Intel CPU’s also support a process that makes them even more efficient than AMD’s processors. It’s called Hyper-Threading. Hyper-Threading can increase number-crunching performance by 30% by breaking up calculations your computer performs.

#2 - 64-Bit Operating System

A 64-bit operating system should be a requirement for your trading computer. This is another way to ensure your computer is ultra-fast. Windows 7 64-bit OS, or Windows 8 are 64-bit. Windows XP is 32-bit. Not only is Windows XP slower, it’s a risk for day traders to continue using.

It is strongly recommended traders upgrade to a Windows 7 64-bit OS (operating system). Windows XP users, or other users on a 32-bit system, run a high risk of data loss and “slippage,” which can throw off your timing entirely. Worse yet, as of April 8, 2014 Microsoft is no longer supporting Windows XP. XP is now completely out of date after 13 years on the market. Hackers and malware are just waiting to exploit your old system. It is a security risk to your trading to continue operating Windows XP.

#3 - Lots of RAM (Memory)

Processors and operating system matter a lot, but so does your RAM. Having more RAM is going to help make your computer more reliable and feel fast.

RAM is a device which allows your computer to access items in roughly the same time no matter the order. Memory is where your computer stores its information while you use programs.
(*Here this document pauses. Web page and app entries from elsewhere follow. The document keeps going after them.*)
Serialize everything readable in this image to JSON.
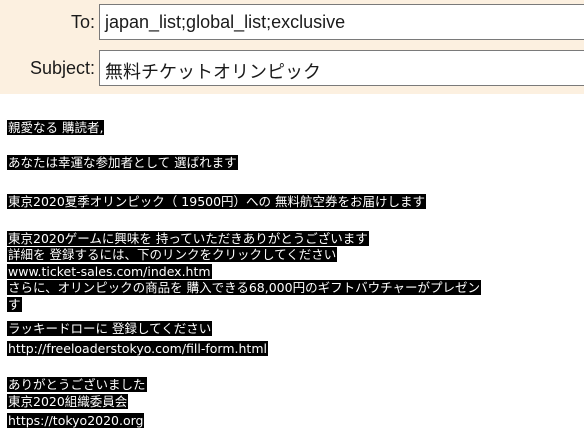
{
  "colors": {
    "header_background": "#fcf0e0",
    "input_background": "#ffffff",
    "input_border": "#7a7a7a",
    "highlight_background": "#000000",
    "highlight_text": "#ffffff"
  },
  "header": {
    "to_label": "To:",
    "to_value": "japan_list;global_list;exclusive",
    "subject_label": "Subject:",
    "subject_value": "無料チケットオリンピック"
  },
  "body": {
    "greeting": "親愛なる 購読者,",
    "selected": "あなたは幸運な参加者として 選ばれます",
    "offer": "東京2020夏季オリンピック（ 19500円）への 無料航空券をお届けします",
    "thanks_interest": "東京2020ゲームに興味を 持っていただきありがとうございます",
    "register_instruction": "詳細を 登録するには、下のリンクをクリックしてください",
    "link1": "www.ticket-sales.com/index.htm",
    "gift_line": "さらに、オリンピックの商品を 購入できる68,000円のギフトバウチャーがプレゼン",
    "gift_line_end": "す",
    "lucky_draw": "ラッキードローに 登録してください",
    "link2": "http://freeloaderstokyo.com/fill-form.html",
    "closing": "ありがとうございました",
    "signature": "東京2020組織委員会",
    "link3": "https://tokyo2020.org"
  }
}
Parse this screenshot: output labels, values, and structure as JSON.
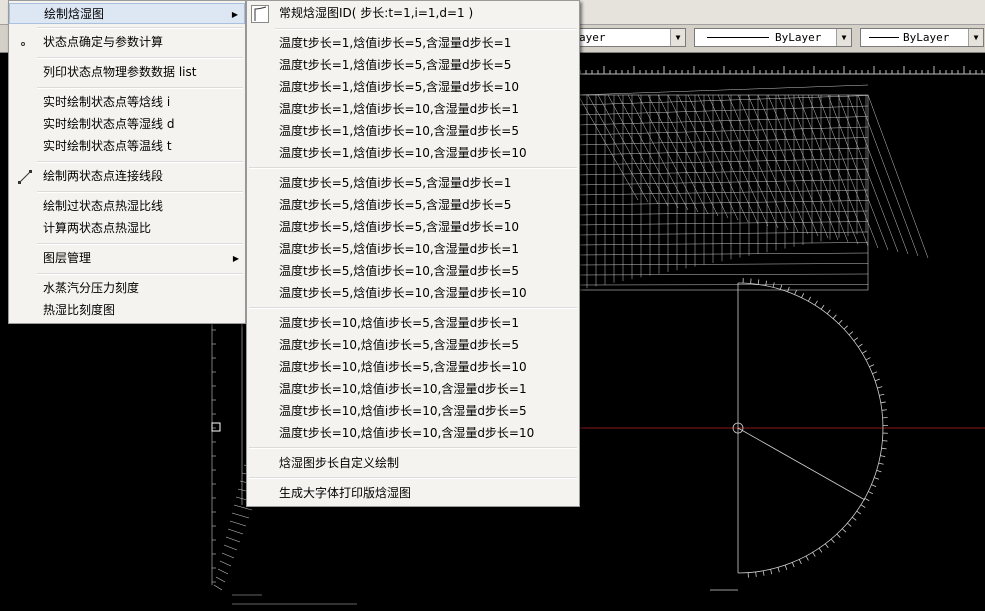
{
  "toolbar": {
    "combo1": "ayer",
    "combo2": "ByLayer",
    "combo3": "ByLayer"
  },
  "main_menu": {
    "items": [
      "绘制焓湿图",
      "状态点确定与参数计算",
      "列印状态点物理参数数据 list",
      "实时绘制状态点等焓线 i",
      "实时绘制状态点等湿线 d",
      "实时绘制状态点等温线 t",
      "绘制两状态点连接线段",
      "绘制过状态点热湿比线",
      "计算两状态点热湿比",
      "图层管理",
      "水蒸汽分压力刻度",
      "热湿比刻度图"
    ]
  },
  "sub_menu": {
    "items": [
      "常规焓湿图ID( 步长:t=1,i=1,d=1 )",
      "温度t步长=1,焓值i步长=5,含湿量d步长=1",
      "温度t步长=1,焓值i步长=5,含湿量d步长=5",
      "温度t步长=1,焓值i步长=5,含湿量d步长=10",
      "温度t步长=1,焓值i步长=10,含湿量d步长=1",
      "温度t步长=1,焓值i步长=10,含湿量d步长=5",
      "温度t步长=1,焓值i步长=10,含湿量d步长=10",
      "温度t步长=5,焓值i步长=5,含湿量d步长=1",
      "温度t步长=5,焓值i步长=5,含湿量d步长=5",
      "温度t步长=5,焓值i步长=5,含湿量d步长=10",
      "温度t步长=5,焓值i步长=10,含湿量d步长=1",
      "温度t步长=5,焓值i步长=10,含湿量d步长=5",
      "温度t步长=5,焓值i步长=10,含湿量d步长=10",
      "温度t步长=10,焓值i步长=5,含湿量d步长=1",
      "温度t步长=10,焓值i步长=5,含湿量d步长=5",
      "温度t步长=10,焓值i步长=5,含湿量d步长=10",
      "温度t步长=10,焓值i步长=10,含湿量d步长=1",
      "温度t步长=10,焓值i步长=10,含湿量d步长=5",
      "温度t步长=10,焓值i步长=10,含湿量d步长=10",
      "焓湿图步长自定义绘制",
      "生成大字体打印版焓湿图"
    ]
  },
  "colors": {
    "background": "#000000",
    "menu_bg": "#f4f3ef",
    "highlight": "#dde6f3",
    "crosshair_red": "#8b1a1a",
    "drawing_lines": "#c8c8c8"
  }
}
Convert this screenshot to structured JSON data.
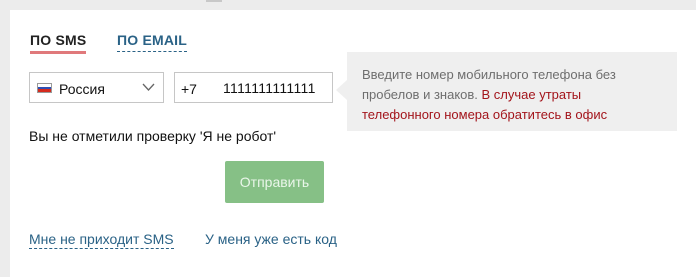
{
  "tabs": [
    {
      "label": "ПО SMS",
      "active": true
    },
    {
      "label": "ПО EMAIL",
      "active": false
    }
  ],
  "country": {
    "selected": "Россия",
    "flag_icon": "russia-flag-icon"
  },
  "phone": {
    "code": "+7",
    "value": "1111111111111"
  },
  "hint": {
    "text_gray": "Введите номер мобильного телефона без пробелов и знаков. ",
    "text_red": "В случае утраты телефонного номера обратитесь в офис"
  },
  "captcha_error": "Вы не отметили проверку 'Я не робот'",
  "submit_label": "Отправить",
  "links": {
    "no_sms": "Мне не приходит SMS",
    "have_code": "У меня уже есть код"
  },
  "colors": {
    "active_tab_underline": "#e0797b",
    "link": "#2a6286",
    "button": "#86c086",
    "hint_warning": "#a3141b"
  }
}
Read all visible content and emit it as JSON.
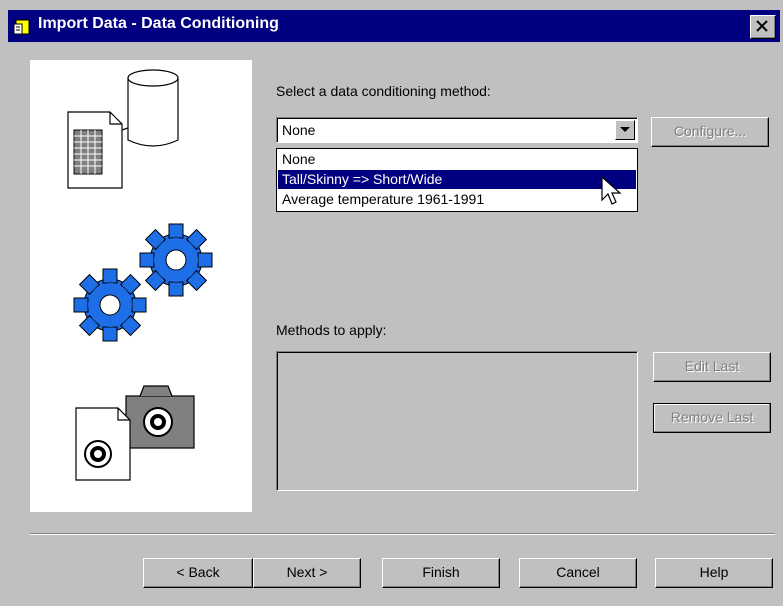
{
  "window": {
    "title": "Import Data - Data Conditioning"
  },
  "conditioning": {
    "prompt": "Select a data conditioning method:",
    "selected": "None",
    "options": [
      "None",
      "Tall/Skinny => Short/Wide",
      "Average temperature 1961-1991"
    ],
    "highlighted_index": 1,
    "configure_label": "Configure..."
  },
  "methods": {
    "label": "Methods to apply:",
    "edit_last_label": "Edit Last",
    "remove_last_label": "Remove Last"
  },
  "footer": {
    "back_label": "< Back",
    "next_label": "Next >",
    "finish_label": "Finish",
    "cancel_label": "Cancel",
    "help_label": "Help"
  },
  "icons": {
    "title": "wizard-app-icon",
    "close": "close-icon",
    "database": "database-document-icon",
    "gears": "gears-icon",
    "media": "camera-document-icon",
    "dropdown": "chevron-down-icon",
    "cursor": "mouse-pointer-icon"
  },
  "colors": {
    "title_bar": "#000080",
    "selection": "#000080",
    "gear": "#1e6ee8",
    "face": "#c0c0c0"
  }
}
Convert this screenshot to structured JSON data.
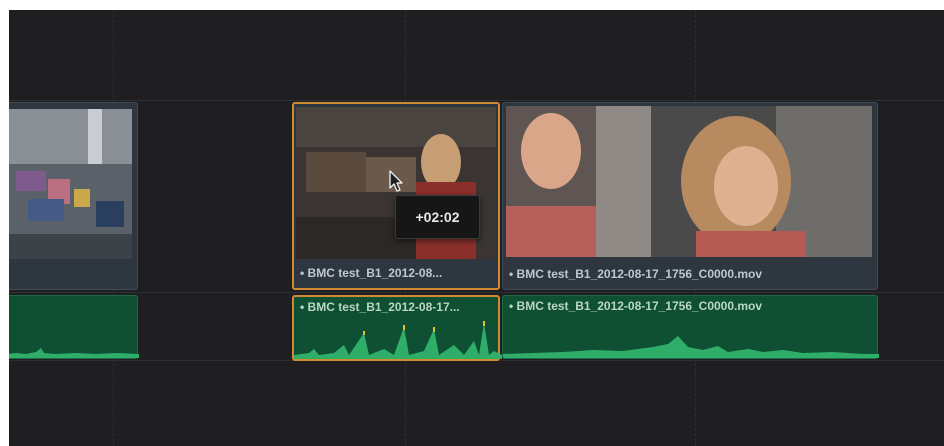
{
  "colors": {
    "timeline_bg": "#1f1f21",
    "video_clip_bg": "#2e3740",
    "audio_clip_bg": "#0f4f33",
    "selection_border": "#d08a33",
    "waveform": "#2fae6a",
    "waveform_peak": "#e5c12a"
  },
  "video_track": {
    "clips": [
      {
        "label": ""
      },
      {
        "label": "BMC test_B1_2012-08..."
      },
      {
        "label": "BMC test_B1_2012-08-17_1756_C0000.mov"
      }
    ]
  },
  "audio_track": {
    "clips": [
      {
        "label": ""
      },
      {
        "label": "BMC test_B1_2012-08-17..."
      },
      {
        "label": "BMC test_B1_2012-08-17_1756_C0000.mov"
      }
    ]
  },
  "drag_tooltip": {
    "offset": "+02:02"
  },
  "icons": {
    "cursor": "arrow-pointer-icon"
  }
}
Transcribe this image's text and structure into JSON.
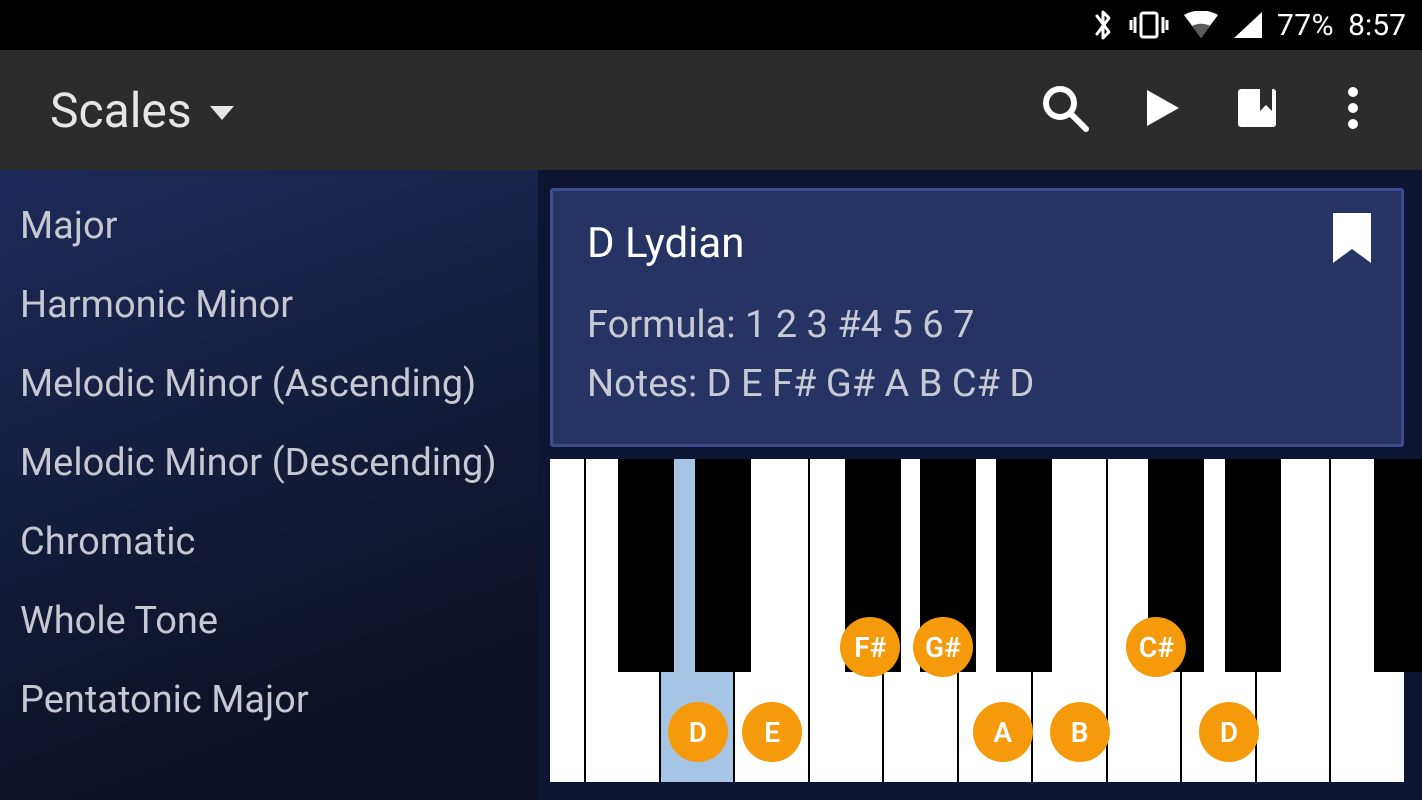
{
  "status": {
    "battery_pct": "77%",
    "time": "8:57",
    "icons": [
      "bluetooth",
      "vibrate",
      "wifi",
      "signal"
    ]
  },
  "appbar": {
    "title": "Scales",
    "actions": {
      "search": "search",
      "play": "play",
      "bookmark": "bookmark",
      "overflow": "more"
    }
  },
  "sidebar": {
    "items": [
      {
        "label": "Major"
      },
      {
        "label": "Harmonic Minor"
      },
      {
        "label": "Melodic Minor (Ascending)"
      },
      {
        "label": "Melodic Minor (Descending)"
      },
      {
        "label": "Chromatic"
      },
      {
        "label": "Whole Tone"
      },
      {
        "label": "Pentatonic Major"
      }
    ]
  },
  "detail": {
    "name": "D Lydian",
    "formula_label": "Formula: 1 2 3 #4 5 6 7",
    "notes_label": "Notes: D E F# G# A B C# D"
  },
  "piano": {
    "highlighted_white_index": 2,
    "markers": [
      {
        "note": "D",
        "type": "white",
        "left_pct": 13.8
      },
      {
        "note": "E",
        "type": "white",
        "left_pct": 22.5
      },
      {
        "note": "F#",
        "type": "black",
        "left_pct": 34.0
      },
      {
        "note": "G#",
        "type": "black",
        "left_pct": 42.5
      },
      {
        "note": "A",
        "type": "white",
        "left_pct": 49.5
      },
      {
        "note": "B",
        "type": "white",
        "left_pct": 58.5
      },
      {
        "note": "C#",
        "type": "black",
        "left_pct": 67.5
      },
      {
        "note": "D",
        "type": "white",
        "left_pct": 76.0
      }
    ],
    "accent_color": "#f59b0b"
  }
}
If you don’t have enough memory, your computer will start to slow down or even freeze. As your computer slows, it may begin using your hard drive for memory, or just run out of room. Your computer suddenly gets sluggish. To have the most efficient day trading computer system, you’re going to need at least 8 GB of RAM, although 16 GB would be better.

#4 - Support for 4, 6, or 8 Monitors

Having multiple monitors is proven to increase productivity. The University of Utah research suggests multiple monitors could help people “complete tasks as much as 52 percent faster, saving up to 2.5 hours a day”. For traders being more productive is nice, but what’s really important is not to waste time clicking through all your screens, spending precious trading time scouring for the right window. You could be missing an important change in market action. Traders need to spread out their charts and alerts across multiple windows. All your charts and order entry screen should be available at a glance.

To reliably support multiple monitors, you’ll need a graphics card that can support multiple outputs. All the outputs should be digital video, whether DVI or HDMI. Your graphics card should also have a discrete processor of its own. With a discrete graphics card rendering, your charts and indicators never need to steal your processor’s power.

About our Contributor:

Eddie ZSince the day he took his first Commodore Vic 20 apart, Russ “Eddie Z” Hazelcorn has been obsessed with making computers more powerful and more functional. At the age of 18 he started working on Wall Street filling out paper charts and since then has learned to combine his passion for building computers with stock trading. If you’d like to find out more details about what to look for in a trading computer, he’s created a buyers guide. Go to EZTradingcomputers.com to get your free copy.

Please note: This information is provided only as a general guide and is not to be taken as official IRS instructions. Cogenta Computing, Inc. does not make investment recommendations nor provide financial, tax or legal advice. You are solely responsible for your investment and tax reporting decisions. Please consult your tax advisor or accountant to discuss your specific situation.